Start of Data provided
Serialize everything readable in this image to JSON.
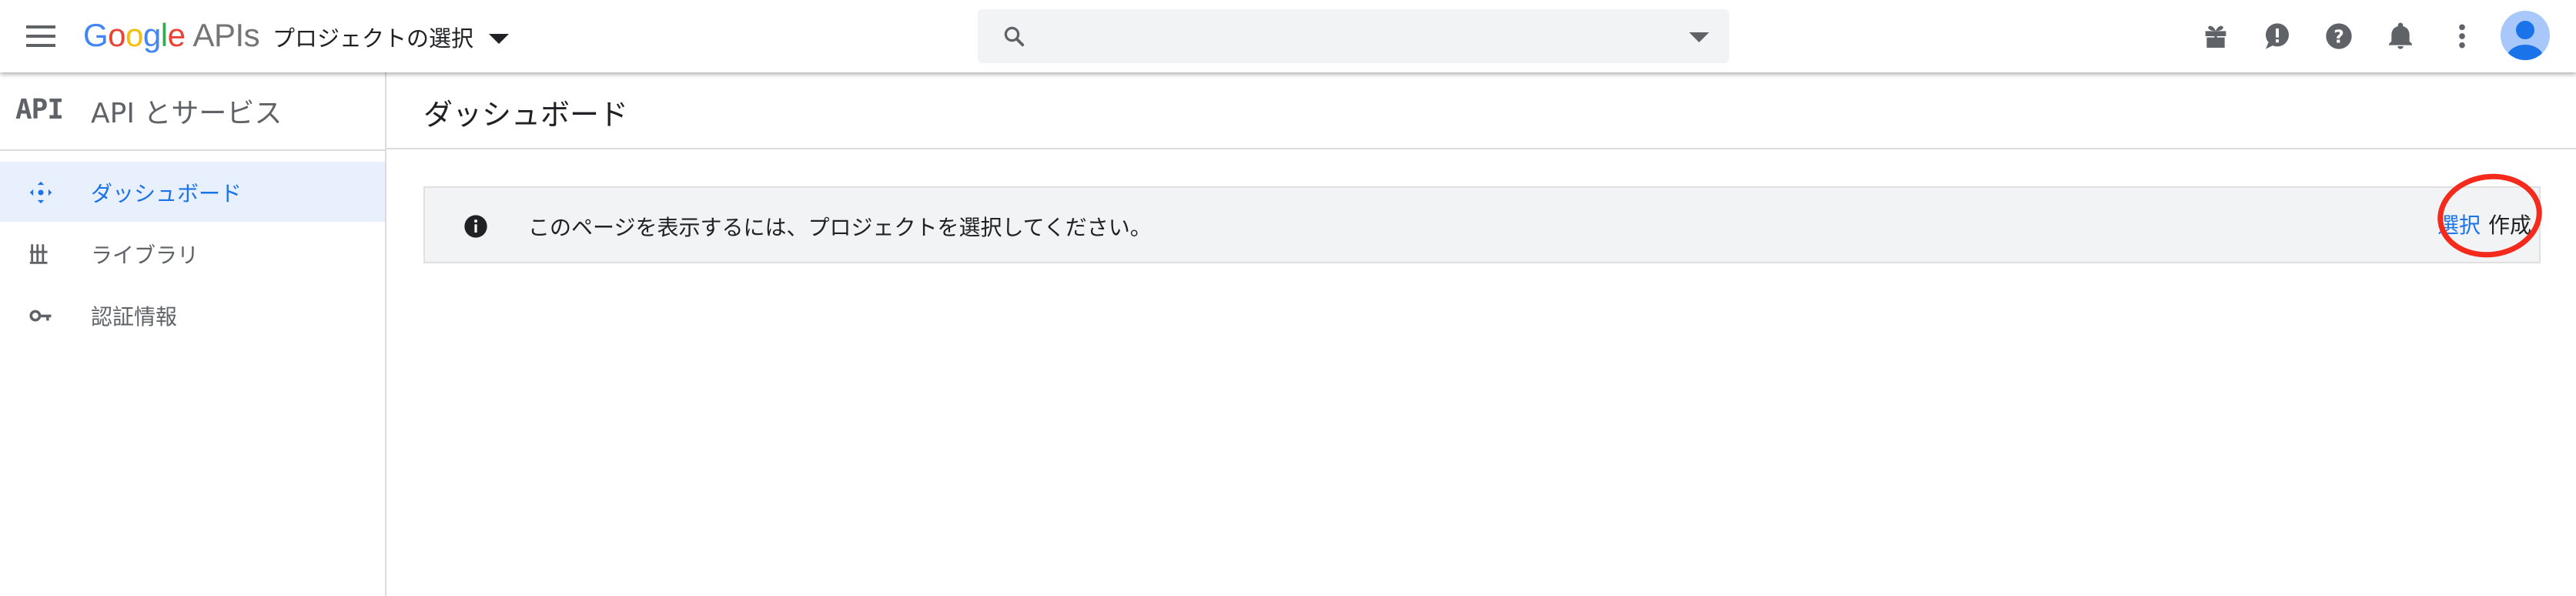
{
  "header": {
    "logo": {
      "G": "G",
      "o1": "o",
      "o2": "o",
      "g": "g",
      "l": "l",
      "e": "e",
      "apis": "APIs"
    },
    "project_picker_label": "プロジェクトの選択",
    "search_placeholder": "",
    "icons": [
      "gift-icon",
      "feedback-icon",
      "help-icon",
      "notifications-icon",
      "more-vert-icon",
      "account-avatar"
    ]
  },
  "sidebar": {
    "api_mark": "API",
    "title": "API とサービス",
    "items": [
      {
        "label": "ダッシュボード",
        "icon": "dashboard-icon",
        "active": true
      },
      {
        "label": "ライブラリ",
        "icon": "library-icon",
        "active": false
      },
      {
        "label": "認証情報",
        "icon": "key-icon",
        "active": false
      }
    ]
  },
  "main": {
    "title": "ダッシュボード",
    "banner": {
      "message": "このページを表示するには、プロジェクトを選択してください。",
      "select_label": "選択",
      "create_label": "作成"
    }
  },
  "colors": {
    "accent": "#1a73e8",
    "active_bg": "#e8f0fe",
    "annotation_circle": "#f42a1c",
    "banner_bg": "#f1f3f4"
  }
}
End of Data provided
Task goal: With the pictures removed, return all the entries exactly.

Task solution:
Serialize everything readable in this image to JSON.
{
  "header": {
    "logo": {
      "G": "G",
      "o1": "o",
      "o2": "o",
      "g": "g",
      "l": "l",
      "e": "e",
      "apis": "APIs"
    },
    "project_picker_label": "プロジェクトの選択",
    "search_placeholder": "",
    "icons": [
      "gift-icon",
      "feedback-icon",
      "help-icon",
      "notifications-icon",
      "more-vert-icon",
      "account-avatar"
    ]
  },
  "sidebar": {
    "api_mark": "API",
    "title": "API とサービス",
    "items": [
      {
        "label": "ダッシュボード",
        "icon": "dashboard-icon",
        "active": true
      },
      {
        "label": "ライブラリ",
        "icon": "library-icon",
        "active": false
      },
      {
        "label": "認証情報",
        "icon": "key-icon",
        "active": false
      }
    ]
  },
  "main": {
    "title": "ダッシュボード",
    "banner": {
      "message": "このページを表示するには、プロジェクトを選択してください。",
      "select_label": "選択",
      "create_label": "作成"
    }
  },
  "colors": {
    "accent": "#1a73e8",
    "active_bg": "#e8f0fe",
    "annotation_circle": "#f42a1c",
    "banner_bg": "#f1f3f4"
  }
}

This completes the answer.